Your goal: Only the pictures are to be left out; the listing itself is repeated exactly.

***** Exercise inputs *****

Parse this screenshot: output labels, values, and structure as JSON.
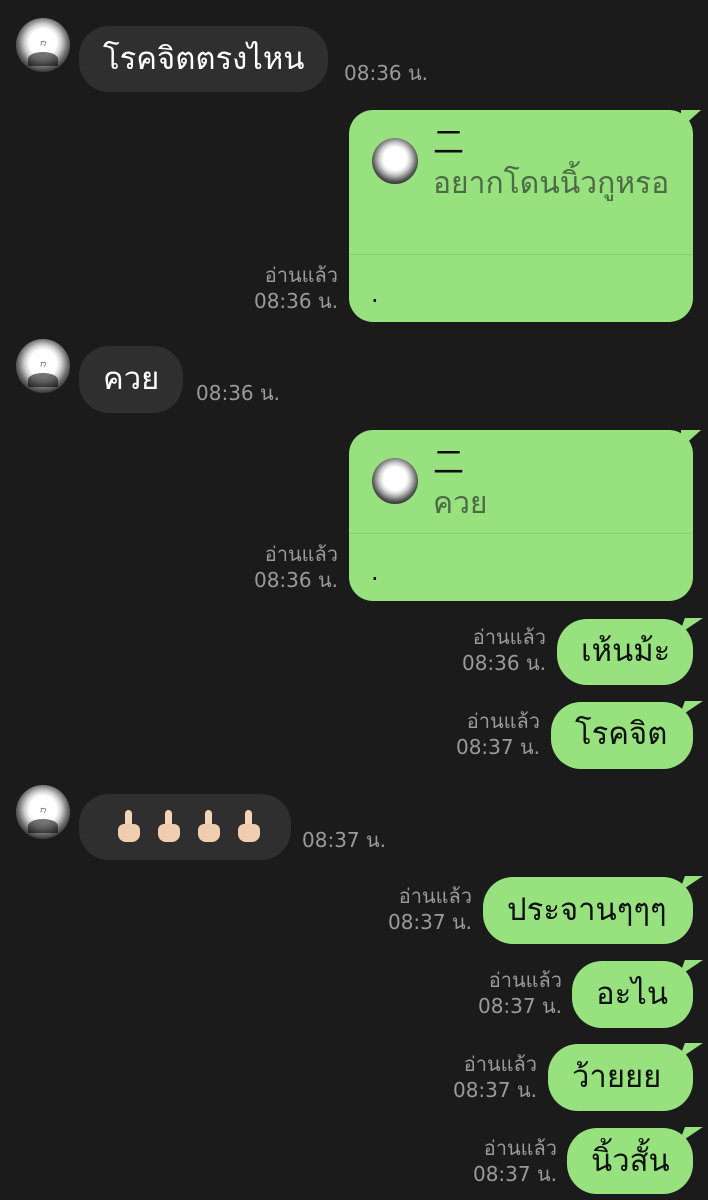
{
  "messages": [
    {
      "type": "in",
      "text": "โรคจิตตรงไหน",
      "time": "08:36 น."
    },
    {
      "type": "reply",
      "quote_name": "二",
      "quote_text": "อยากโดนนิ้วกูหรอ",
      "body": ".",
      "read": "อ่านแล้ว",
      "time": "08:36 น."
    },
    {
      "type": "in",
      "text": "ควย",
      "time": "08:36 น."
    },
    {
      "type": "reply",
      "quote_name": "二",
      "quote_text": "ควย",
      "body": ".",
      "read": "อ่านแล้ว",
      "time": "08:36 น."
    },
    {
      "type": "out",
      "text": "เห้นม้ะ",
      "read": "อ่านแล้ว",
      "time": "08:36 น."
    },
    {
      "type": "out",
      "text": "โรคจิต",
      "read": "อ่านแล้ว",
      "time": "08:37 น."
    },
    {
      "type": "in",
      "text": "🖕🖕🖕🖕",
      "time": "08:37 น."
    },
    {
      "type": "out",
      "text": "ประจานๆๆๆ",
      "read": "อ่านแล้ว",
      "time": "08:37 น."
    },
    {
      "type": "out",
      "text": "อะไน",
      "read": "อ่านแล้ว",
      "time": "08:37 น."
    },
    {
      "type": "out",
      "text": "ว้ายยย",
      "read": "อ่านแล้ว",
      "time": "08:37 น."
    },
    {
      "type": "out",
      "text": "นิ้วสั้น",
      "read": "อ่านแล้ว",
      "time": "08:37 น."
    }
  ],
  "colors": {
    "background": "#1b1b1b",
    "incoming": "#2f2f2f",
    "outgoing": "#97e27f",
    "meta": "#9a9a9a"
  },
  "icons": {
    "avatar": "profile-avatar",
    "middle_finger": "middle-finger-emoji"
  }
}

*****

Solution to this problem:
Parse this screenshot: output labels, values, and structure as JSON.
{
  "messages": [
    {
      "type": "in",
      "text": "โรคจิตตรงไหน",
      "time": "08:36 น."
    },
    {
      "type": "reply",
      "quote_name": "二",
      "quote_text": "อยากโดนนิ้วกูหรอ",
      "body": ".",
      "read": "อ่านแล้ว",
      "time": "08:36 น."
    },
    {
      "type": "in",
      "text": "ควย",
      "time": "08:36 น."
    },
    {
      "type": "reply",
      "quote_name": "二",
      "quote_text": "ควย",
      "body": ".",
      "read": "อ่านแล้ว",
      "time": "08:36 น."
    },
    {
      "type": "out",
      "text": "เห้นม้ะ",
      "read": "อ่านแล้ว",
      "time": "08:36 น."
    },
    {
      "type": "out",
      "text": "โรคจิต",
      "read": "อ่านแล้ว",
      "time": "08:37 น."
    },
    {
      "type": "in",
      "text": "🖕🖕🖕🖕",
      "time": "08:37 น."
    },
    {
      "type": "out",
      "text": "ประจานๆๆๆ",
      "read": "อ่านแล้ว",
      "time": "08:37 น."
    },
    {
      "type": "out",
      "text": "อะไน",
      "read": "อ่านแล้ว",
      "time": "08:37 น."
    },
    {
      "type": "out",
      "text": "ว้ายยย",
      "read": "อ่านแล้ว",
      "time": "08:37 น."
    },
    {
      "type": "out",
      "text": "นิ้วสั้น",
      "read": "อ่านแล้ว",
      "time": "08:37 น."
    }
  ],
  "colors": {
    "background": "#1b1b1b",
    "incoming": "#2f2f2f",
    "outgoing": "#97e27f",
    "meta": "#9a9a9a"
  },
  "icons": {
    "avatar": "profile-avatar",
    "middle_finger": "middle-finger-emoji"
  }
}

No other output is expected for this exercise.